======== Dataset content
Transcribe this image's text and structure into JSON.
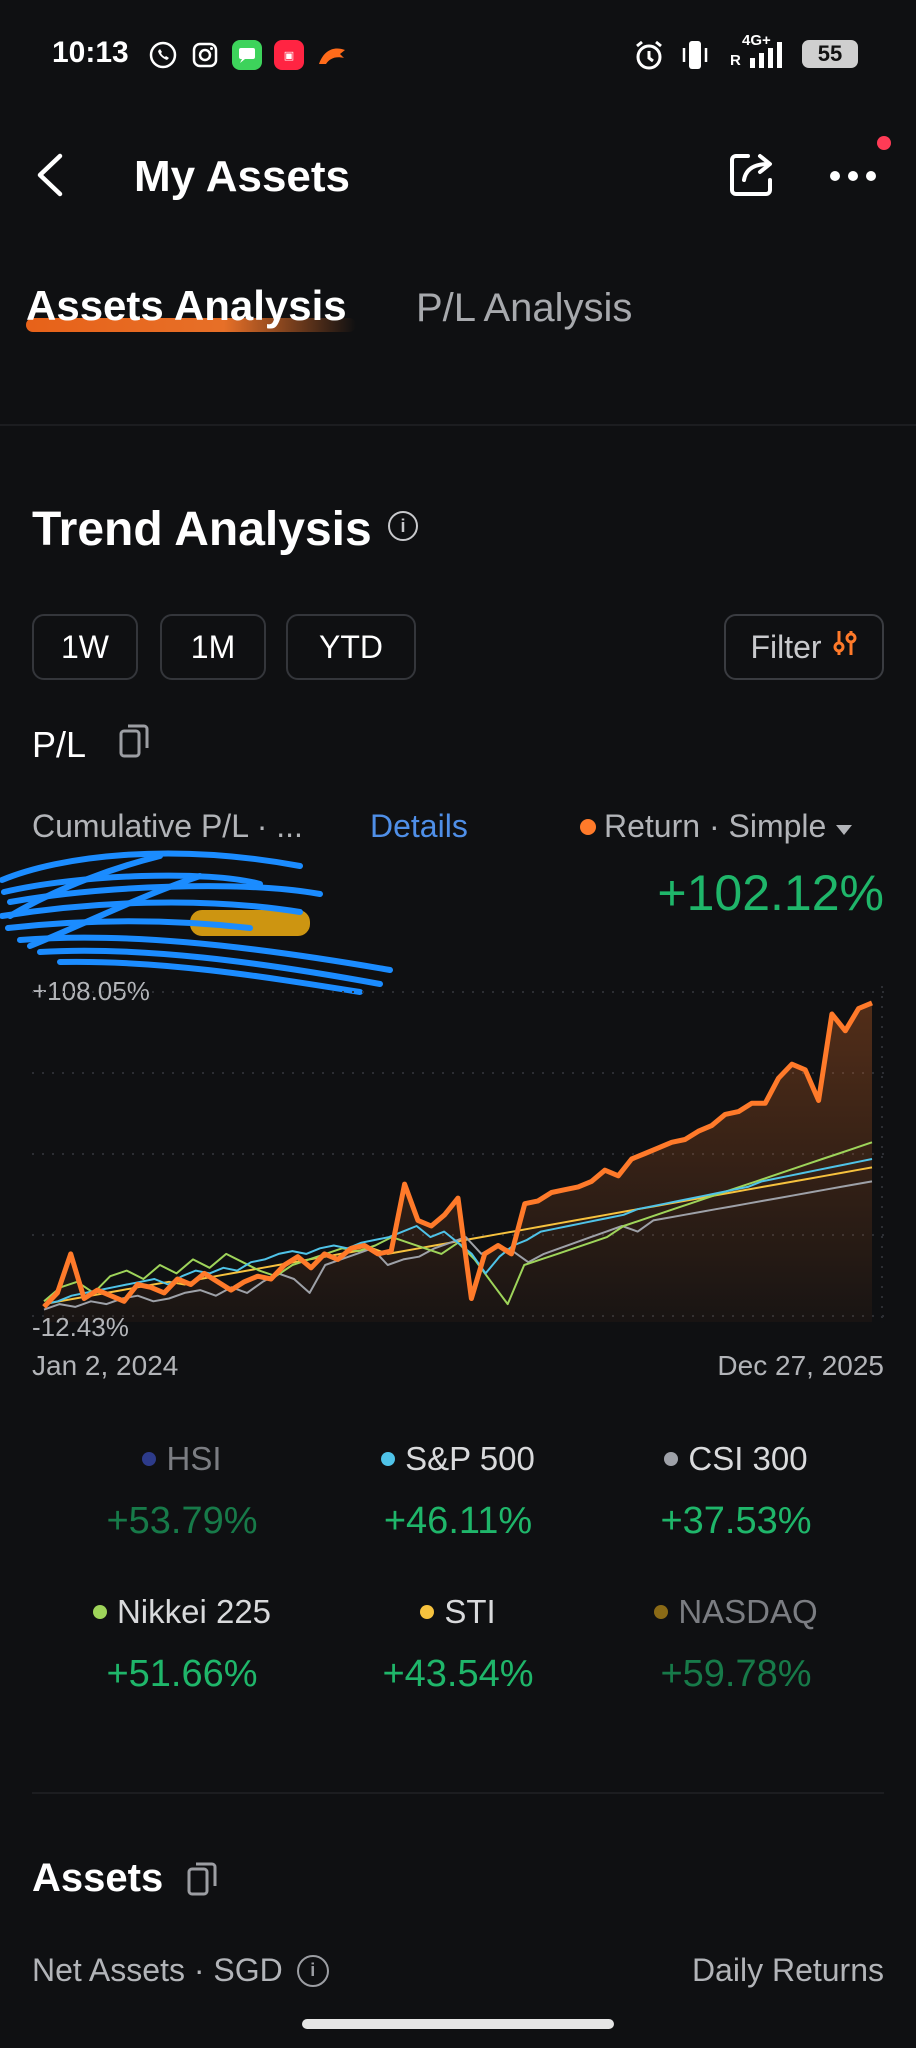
{
  "status_bar": {
    "time": "10:13",
    "network": "4G+",
    "roaming": "R",
    "battery": "55"
  },
  "header": {
    "title": "My Assets"
  },
  "tabs": [
    {
      "label": "Assets Analysis",
      "active": true
    },
    {
      "label": "P/L Analysis",
      "active": false
    }
  ],
  "trend": {
    "title": "Trend Analysis",
    "ranges": [
      "1W",
      "1M",
      "YTD"
    ],
    "filter_label": "Filter"
  },
  "pl": {
    "label": "P/L",
    "cumulative_label": "Cumulative P/L · ...",
    "details_label": "Details",
    "return_label": "Return · Simple",
    "return_value": "+102.12%"
  },
  "chart_data": {
    "type": "line",
    "y_max_label": "+108.05%",
    "y_min_label": "-12.43%",
    "x_start_label": "Jan 2, 2024",
    "x_end_label": "Dec 27, 2025",
    "ylim": [
      -12.43,
      108.05
    ],
    "grid": "horizontal dotted",
    "series": [
      {
        "name": "",
        "color": "#ff7a2a",
        "values": [
          -7,
          -2,
          12,
          -4,
          -1,
          -3,
          -5,
          1,
          0,
          -2,
          3,
          1,
          5,
          2,
          -1,
          2,
          4,
          3,
          8,
          11,
          7,
          12,
          10,
          14,
          15,
          12,
          13,
          37,
          24,
          22,
          26,
          32,
          -4,
          12,
          15,
          12,
          30,
          31,
          34,
          35,
          36,
          38,
          42,
          40,
          46,
          48,
          50,
          52,
          53,
          56,
          58,
          62,
          63,
          66,
          66,
          75,
          80,
          78,
          67,
          98,
          92,
          100,
          102
        ]
      },
      {
        "name": "S&P 500",
        "color": "#4fc3e8",
        "values": [
          -6,
          -5,
          -3,
          -2,
          -1,
          0,
          1,
          2,
          3,
          1,
          4,
          6,
          5,
          7,
          6,
          9,
          10,
          12,
          13,
          12,
          14,
          15,
          14,
          16,
          17,
          18,
          20,
          22,
          18,
          20,
          16,
          12,
          5,
          11,
          15,
          17,
          20,
          21,
          22,
          23,
          24,
          25,
          26,
          28,
          29,
          30,
          31,
          32,
          33,
          34,
          35,
          36,
          38,
          39,
          40,
          41,
          42,
          43,
          44,
          45,
          46
        ]
      },
      {
        "name": "CSI 300",
        "color": "#9ea1a8",
        "values": [
          -8,
          -6,
          -7,
          -5,
          -6,
          -4,
          -3,
          -5,
          -4,
          -2,
          -1,
          -3,
          0,
          -2,
          2,
          5,
          3,
          -2,
          8,
          10,
          12,
          14,
          8,
          10,
          11,
          14,
          16,
          18,
          12,
          15,
          13,
          9,
          12,
          14,
          16,
          18,
          20,
          22,
          20,
          24,
          25,
          26,
          27,
          28,
          29,
          30,
          31,
          32,
          33,
          34,
          35,
          36,
          37,
          38
        ]
      },
      {
        "name": "Nikkei 225",
        "color": "#9ed45a",
        "values": [
          -5,
          0,
          2,
          -2,
          4,
          6,
          3,
          8,
          5,
          10,
          7,
          12,
          9,
          6,
          4,
          8,
          10,
          12,
          14,
          13,
          15,
          18,
          16,
          14,
          12,
          16,
          10,
          2,
          -6,
          8,
          10,
          12,
          14,
          16,
          18,
          22,
          24,
          26,
          28,
          30,
          32,
          34,
          36,
          38,
          40,
          42,
          44,
          46,
          48,
          50,
          52
        ]
      },
      {
        "name": "STI",
        "color": "#f6c23e",
        "values": [
          -6,
          -5,
          -4,
          -3,
          -2,
          -1,
          0,
          1,
          2,
          1,
          3,
          4,
          5,
          6,
          7,
          8,
          9,
          10,
          11,
          12,
          13,
          14,
          12,
          13,
          14,
          15,
          16,
          17,
          18,
          19,
          20,
          21,
          22,
          23,
          24,
          25,
          26,
          27,
          28,
          29,
          30,
          31,
          32,
          33,
          34,
          35,
          36,
          37,
          38,
          39,
          40,
          41,
          42,
          43
        ]
      }
    ]
  },
  "benchmarks": [
    {
      "name": "HSI",
      "value": "+53.79%",
      "color": "#2d3b8a",
      "dim": true
    },
    {
      "name": "S&P 500",
      "value": "+46.11%",
      "color": "#4fc3e8",
      "dim": false
    },
    {
      "name": "CSI 300",
      "value": "+37.53%",
      "color": "#9ea1a8",
      "dim": false
    },
    {
      "name": "Nikkei 225",
      "value": "+51.66%",
      "color": "#9ed45a",
      "dim": false
    },
    {
      "name": "STI",
      "value": "+43.54%",
      "color": "#f6c23e",
      "dim": false
    },
    {
      "name": "NASDAQ",
      "value": "+59.78%",
      "color": "#8a6a16",
      "dim": true
    }
  ],
  "assets": {
    "title": "Assets",
    "net_assets_label": "Net Assets · SGD",
    "daily_returns_label": "Daily Returns"
  }
}
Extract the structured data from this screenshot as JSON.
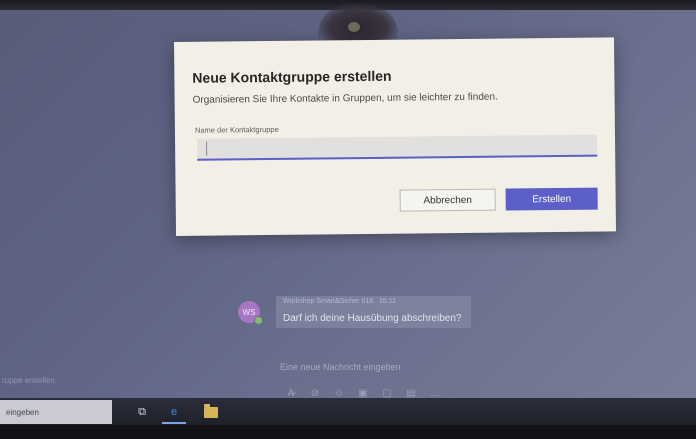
{
  "dialog": {
    "title": "Neue Kontaktgruppe erstellen",
    "description": "Organisieren Sie Ihre Kontakte in Gruppen, um sie leichter zu finden.",
    "field_label": "Name der Kontaktgruppe",
    "field_value": "",
    "cancel_label": "Abbrechen",
    "create_label": "Erstellen"
  },
  "chat": {
    "avatar_initials": "WS",
    "sender": "Workshop Smart&Sicher 018",
    "time": "15:11",
    "message": "Darf ich deine Hausübung abschreiben?",
    "compose_placeholder": "Eine neue Nachricht eingeben",
    "toolbar_icons": [
      "format-icon",
      "attach-icon",
      "emoji-icon",
      "gif-icon",
      "sticker-icon",
      "meet-icon",
      "more-icon"
    ]
  },
  "sidebar": {
    "partial_text": "ruppe erstellen"
  },
  "taskbar": {
    "search_text": "eingeben"
  },
  "colors": {
    "accent": "#5b5fc7",
    "dialog_bg": "#f2efe6",
    "screen_bg": "#5f6484"
  }
}
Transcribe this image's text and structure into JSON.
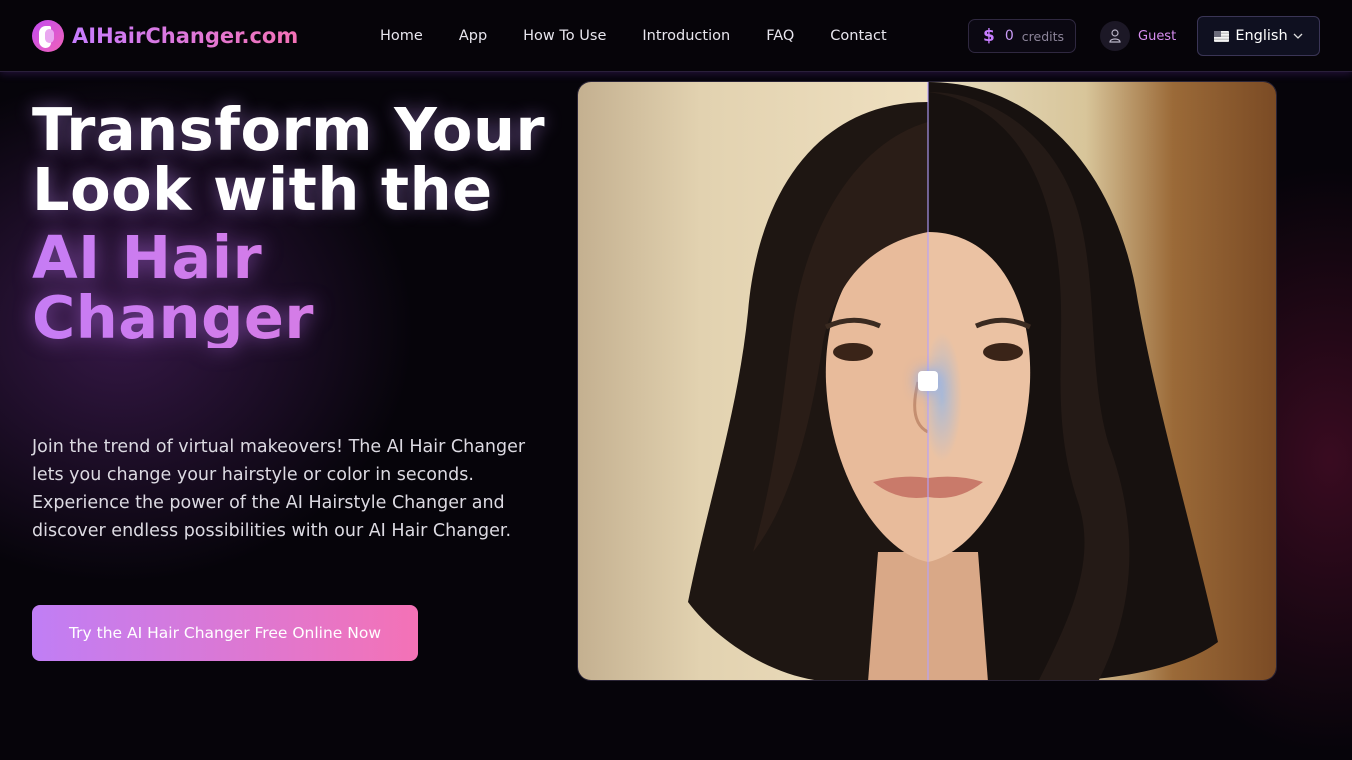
{
  "brand": {
    "name": "AIHairChanger.com"
  },
  "nav": {
    "items": [
      {
        "label": "Home"
      },
      {
        "label": "App"
      },
      {
        "label": "How To Use"
      },
      {
        "label": "Introduction"
      },
      {
        "label": "FAQ"
      },
      {
        "label": "Contact"
      }
    ]
  },
  "credits": {
    "symbol": "$",
    "count": "0",
    "label": "credits"
  },
  "user": {
    "name": "Guest",
    "icon": "user-icon"
  },
  "language": {
    "selected": "English",
    "icon": "flag-icon"
  },
  "hero": {
    "title_line1": "Transform Your Look with the",
    "title_highlight": "AI Hair Changer",
    "description": "Join the trend of virtual makeovers! The AI Hair Changer lets you change your hairstyle or color in seconds. Experience the power of the AI Hairstyle Changer and discover endless possibilities with our AI Hair Changer.",
    "cta_label": "Try the AI Hair Changer Free Online Now"
  },
  "compare": {
    "slider_percent": 50
  },
  "colors": {
    "accent_purple": "#c77dff",
    "accent_pink": "#f472b6",
    "background": "#06040a"
  }
}
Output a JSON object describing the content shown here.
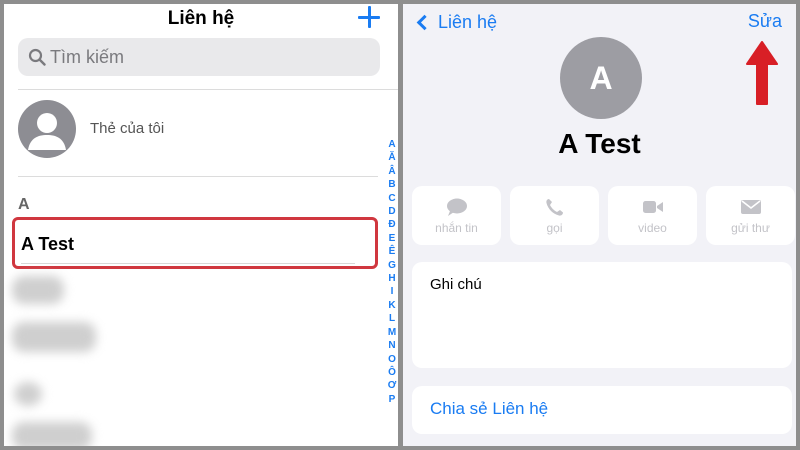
{
  "left": {
    "title": "Liên hệ",
    "search_placeholder": "Tìm kiếm",
    "my_card_label": "Thẻ của tôi",
    "section_header": "A",
    "contact_name": "A Test",
    "index_letters": [
      "A",
      "Ă",
      "Â",
      "B",
      "C",
      "D",
      "Đ",
      "E",
      "Ê",
      "G",
      "H",
      "I",
      "K",
      "L",
      "M",
      "N",
      "O",
      "Ô",
      "Ơ",
      "P"
    ],
    "add_icon": "plus-icon",
    "highlight_color": "#d0373f"
  },
  "right": {
    "back_label": "Liên hệ",
    "edit_label": "Sửa",
    "avatar_initial": "A",
    "contact_name": "A Test",
    "actions": [
      {
        "label": "nhắn tin",
        "icon": "message-icon"
      },
      {
        "label": "gọi",
        "icon": "phone-icon"
      },
      {
        "label": "video",
        "icon": "video-icon"
      },
      {
        "label": "gửi thư",
        "icon": "mail-icon"
      }
    ],
    "notes_label": "Ghi chú",
    "share_label": "Chia sẻ Liên hệ",
    "arrow_color": "#d81f26"
  },
  "colors": {
    "accent": "#1a7cf2",
    "background": "#f2f2f7"
  }
}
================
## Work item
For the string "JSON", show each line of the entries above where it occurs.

## Response to the task
Transcribe this image's text and structure into JSON.
Extract the structured data from this screenshot as JSON.
Transcribe this image's text and structure into JSON.
Output a JSON object describing the content shown here.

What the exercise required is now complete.